Wednesday, October 6, 2010

She's a no good!!

My trusty KLR gave a surprise last week and was a no start. Hit the button to go pick-up my son from his friends house and nothing. It had power to the lights and all but wouldn't crank. At first I just thought "oh its just in gear" but the neutral light is on?? Nope just won't crank and the best part was it was in my garage and not a few thousand miles from home! :) It doesn't mean I was trilled, I was pretty ticked off. See, I'm a car mechanic and these thing's are not supposed to happen to us.
After coming out of my bike is fracked up shock I went and grabbed my son and shot over to the auto parts store to buy a test light since my was at work. When I got home I had to wait to start testing because we were throwing my four year old a birthday party. Crap, right!!

New test light and testing of the test light. This is the NO.1 step always test your light new or old. Here I'm just using my battery tender plug the test and my ground to test the kill switch and crank button.

First step was check power to the crank button.
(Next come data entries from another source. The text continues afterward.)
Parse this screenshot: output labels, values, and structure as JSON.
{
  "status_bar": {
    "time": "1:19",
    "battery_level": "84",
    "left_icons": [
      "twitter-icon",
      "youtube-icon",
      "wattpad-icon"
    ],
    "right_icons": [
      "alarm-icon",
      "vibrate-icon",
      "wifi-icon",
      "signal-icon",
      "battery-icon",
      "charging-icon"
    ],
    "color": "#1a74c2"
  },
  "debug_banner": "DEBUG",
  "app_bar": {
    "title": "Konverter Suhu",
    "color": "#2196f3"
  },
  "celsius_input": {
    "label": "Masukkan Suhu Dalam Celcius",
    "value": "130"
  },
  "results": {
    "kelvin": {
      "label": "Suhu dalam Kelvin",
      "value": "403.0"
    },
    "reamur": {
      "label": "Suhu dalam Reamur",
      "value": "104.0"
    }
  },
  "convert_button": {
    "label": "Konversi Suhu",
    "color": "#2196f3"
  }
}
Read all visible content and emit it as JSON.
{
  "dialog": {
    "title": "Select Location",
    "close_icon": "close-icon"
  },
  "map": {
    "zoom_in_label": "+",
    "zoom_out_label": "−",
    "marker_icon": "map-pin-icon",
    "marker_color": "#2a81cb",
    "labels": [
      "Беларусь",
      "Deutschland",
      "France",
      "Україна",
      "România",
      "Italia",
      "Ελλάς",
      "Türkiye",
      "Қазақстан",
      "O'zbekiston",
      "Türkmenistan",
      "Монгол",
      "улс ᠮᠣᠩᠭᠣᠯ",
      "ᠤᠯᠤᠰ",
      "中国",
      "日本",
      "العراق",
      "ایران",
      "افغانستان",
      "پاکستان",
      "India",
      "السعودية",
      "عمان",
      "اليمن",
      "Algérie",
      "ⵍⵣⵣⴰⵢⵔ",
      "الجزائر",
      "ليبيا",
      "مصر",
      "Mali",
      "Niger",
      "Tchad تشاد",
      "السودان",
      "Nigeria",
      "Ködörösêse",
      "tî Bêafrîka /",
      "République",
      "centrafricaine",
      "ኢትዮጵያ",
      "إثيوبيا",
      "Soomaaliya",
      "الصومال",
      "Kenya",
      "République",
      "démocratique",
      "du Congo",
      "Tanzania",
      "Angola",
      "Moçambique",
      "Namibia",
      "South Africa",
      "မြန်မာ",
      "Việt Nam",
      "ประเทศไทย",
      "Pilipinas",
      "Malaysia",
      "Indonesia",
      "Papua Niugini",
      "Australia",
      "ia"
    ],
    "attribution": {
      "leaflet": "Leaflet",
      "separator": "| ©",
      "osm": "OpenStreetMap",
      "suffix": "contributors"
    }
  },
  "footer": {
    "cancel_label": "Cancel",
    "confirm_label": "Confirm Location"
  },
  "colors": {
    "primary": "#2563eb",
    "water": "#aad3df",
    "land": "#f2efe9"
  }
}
I had a good light to the yellow/red wire and with the button pushed I had nothing on the black wire. NOTE: the engine kill switch must be on for voltage be supplied to the yellow/red wire.


After a close look the area that the spring sits on was slightly green and needed to be cleaned up. A dremel with a nylon brush is perfect as it won't melt the plastic or remove metal around the contacts.

Remove the spring and DON'T let it go flying away because you can't just buy the spring. The spring real gives poor contact surface area to be part of a switch but this is the way it is.

Just clean with light pressure and don't melt the plastic. The only spots that need cleaning are where the spring sits in the button.

The other side of the spring contact.
Buff out both ends of the spring and DON'T let the spring got. Trust me bad words will follow!
The spring is back in place but before you do, add some dielectic grease to the surfaces the spring sits in, not a lot is needed. Also getting the switches back into the housing is a little tricky with big hands. Kill switch goes first with just the screw you see here and then the two for the crank button. Don't forget to replace the tiny zip-tie that held the wiring to the housing.

After all this she has been starting perfectly for a week. I have been through a lot of rain with this bike compared to the ZX-10R and my old ZX-9R on all these road trips. One dark winter I'll have open up the switch on the ZX-10R and see how it fairs.

5 comments:

Fiddle Mike said...

Nice "how-to". Good photos.

bluekat said...

I suppose my Ninja has one of these spring thingys. I'm sure if we ever have to open this up it will immediately shoot across the garage, bounce off several somethings and disappear forever. It will happen on a Saturday evening after the shop has closed.

Sorry you had motorcycle troubles, that's never fun, but on the plus side, we get a nice write up of the fix. Good job!

FATTKAW said...

bluekat I'm sure your right with the switch being very similar but my ninjas never had a issue yet.

All Over The World said...

Hiya Jon,

Seems like you have been a wee bit busy looking at the blog 2night. LOL..

TT

Brady said...

Man, I usually use the side of a socket wrench for these problems. This whole test light thing seems quite sophisticated. Maybe like a step in the right direction though...